Copy every line of the entries that has the string "title" in it.

_Excerpted data:_
◆ ◆ ◆
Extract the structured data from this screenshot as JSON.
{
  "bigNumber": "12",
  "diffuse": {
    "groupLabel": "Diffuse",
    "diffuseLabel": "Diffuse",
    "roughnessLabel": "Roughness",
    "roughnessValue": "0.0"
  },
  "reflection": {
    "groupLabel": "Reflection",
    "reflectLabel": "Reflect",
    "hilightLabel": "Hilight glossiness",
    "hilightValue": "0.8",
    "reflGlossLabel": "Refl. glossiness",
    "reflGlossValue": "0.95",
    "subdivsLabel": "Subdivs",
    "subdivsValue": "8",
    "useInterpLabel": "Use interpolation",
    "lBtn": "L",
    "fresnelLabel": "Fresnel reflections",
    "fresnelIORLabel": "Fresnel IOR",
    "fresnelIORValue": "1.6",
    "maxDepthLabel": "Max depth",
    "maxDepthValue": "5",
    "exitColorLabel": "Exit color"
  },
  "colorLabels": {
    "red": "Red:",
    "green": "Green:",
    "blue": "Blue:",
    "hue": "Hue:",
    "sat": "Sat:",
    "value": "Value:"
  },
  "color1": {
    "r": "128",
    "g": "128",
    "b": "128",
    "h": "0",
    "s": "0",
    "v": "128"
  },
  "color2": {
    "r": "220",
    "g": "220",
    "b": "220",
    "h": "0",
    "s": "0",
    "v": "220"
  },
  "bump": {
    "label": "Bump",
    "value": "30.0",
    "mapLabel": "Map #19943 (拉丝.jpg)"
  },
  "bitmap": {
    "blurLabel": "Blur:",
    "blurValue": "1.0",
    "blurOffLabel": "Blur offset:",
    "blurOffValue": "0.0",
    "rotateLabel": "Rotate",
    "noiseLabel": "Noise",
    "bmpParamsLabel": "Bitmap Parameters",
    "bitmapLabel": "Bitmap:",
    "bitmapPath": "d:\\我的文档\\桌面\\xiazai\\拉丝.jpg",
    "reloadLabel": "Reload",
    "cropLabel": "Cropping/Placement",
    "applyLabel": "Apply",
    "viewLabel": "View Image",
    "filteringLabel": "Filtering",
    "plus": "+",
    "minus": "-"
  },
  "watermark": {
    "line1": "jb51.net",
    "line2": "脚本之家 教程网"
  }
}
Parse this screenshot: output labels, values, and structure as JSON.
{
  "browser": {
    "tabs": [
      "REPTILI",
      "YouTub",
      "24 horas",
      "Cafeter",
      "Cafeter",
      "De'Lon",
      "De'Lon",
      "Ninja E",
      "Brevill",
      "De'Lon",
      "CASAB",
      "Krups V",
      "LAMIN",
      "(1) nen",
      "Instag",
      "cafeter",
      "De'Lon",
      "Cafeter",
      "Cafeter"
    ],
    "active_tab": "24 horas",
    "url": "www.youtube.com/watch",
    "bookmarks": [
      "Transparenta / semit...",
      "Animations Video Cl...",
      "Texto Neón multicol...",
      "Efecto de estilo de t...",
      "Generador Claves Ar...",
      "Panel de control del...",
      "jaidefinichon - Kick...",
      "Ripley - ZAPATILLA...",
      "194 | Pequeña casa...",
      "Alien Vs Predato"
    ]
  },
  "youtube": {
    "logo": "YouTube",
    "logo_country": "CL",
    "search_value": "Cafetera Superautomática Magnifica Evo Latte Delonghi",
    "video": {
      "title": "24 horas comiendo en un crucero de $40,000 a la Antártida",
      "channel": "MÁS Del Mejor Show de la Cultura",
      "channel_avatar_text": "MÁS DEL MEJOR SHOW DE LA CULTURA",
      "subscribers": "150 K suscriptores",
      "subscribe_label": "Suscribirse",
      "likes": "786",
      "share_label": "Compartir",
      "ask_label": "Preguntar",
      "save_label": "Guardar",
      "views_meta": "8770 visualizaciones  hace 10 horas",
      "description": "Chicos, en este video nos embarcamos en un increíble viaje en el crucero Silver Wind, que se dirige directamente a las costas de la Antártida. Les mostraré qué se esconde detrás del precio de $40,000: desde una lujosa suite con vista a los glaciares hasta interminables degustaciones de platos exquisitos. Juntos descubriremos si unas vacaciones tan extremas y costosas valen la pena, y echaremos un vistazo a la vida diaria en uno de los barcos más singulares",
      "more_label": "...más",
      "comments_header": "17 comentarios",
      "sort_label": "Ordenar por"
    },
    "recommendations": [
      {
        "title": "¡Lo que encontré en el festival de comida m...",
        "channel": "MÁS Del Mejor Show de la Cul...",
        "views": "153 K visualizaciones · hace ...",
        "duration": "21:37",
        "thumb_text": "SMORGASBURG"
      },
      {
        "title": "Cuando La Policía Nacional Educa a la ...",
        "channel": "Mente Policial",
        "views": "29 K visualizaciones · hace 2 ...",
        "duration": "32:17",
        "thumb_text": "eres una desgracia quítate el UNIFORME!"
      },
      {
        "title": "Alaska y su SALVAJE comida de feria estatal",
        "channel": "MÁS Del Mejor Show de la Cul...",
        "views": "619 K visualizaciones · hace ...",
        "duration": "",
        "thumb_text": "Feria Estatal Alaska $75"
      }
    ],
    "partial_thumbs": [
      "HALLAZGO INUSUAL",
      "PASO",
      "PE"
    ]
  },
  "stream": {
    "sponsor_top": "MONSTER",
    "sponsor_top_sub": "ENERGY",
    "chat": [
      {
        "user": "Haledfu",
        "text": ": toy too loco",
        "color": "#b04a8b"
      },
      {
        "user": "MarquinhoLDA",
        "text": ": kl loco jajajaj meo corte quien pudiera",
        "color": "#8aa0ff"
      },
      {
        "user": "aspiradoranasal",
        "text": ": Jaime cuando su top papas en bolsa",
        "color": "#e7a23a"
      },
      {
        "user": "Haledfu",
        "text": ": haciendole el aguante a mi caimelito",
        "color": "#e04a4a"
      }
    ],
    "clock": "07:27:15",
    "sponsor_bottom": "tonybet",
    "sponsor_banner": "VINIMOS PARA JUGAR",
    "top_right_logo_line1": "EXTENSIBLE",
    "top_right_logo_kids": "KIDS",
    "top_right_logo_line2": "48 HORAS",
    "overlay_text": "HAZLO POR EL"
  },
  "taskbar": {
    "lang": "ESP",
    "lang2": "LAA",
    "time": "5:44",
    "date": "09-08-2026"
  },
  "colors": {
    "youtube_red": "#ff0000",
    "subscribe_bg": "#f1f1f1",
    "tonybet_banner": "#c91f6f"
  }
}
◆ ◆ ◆
_Result of the exercise:_
      "title": "24 horas comiendo en un crucero de $40,000 a la Antártida",
        "title": "¡Lo que encontré en el festival de comida m...",
        "title": "Cuando La Policía Nacional Educa a la ...",
        "title": "Alaska y su SALVAJE comida de feria estatal",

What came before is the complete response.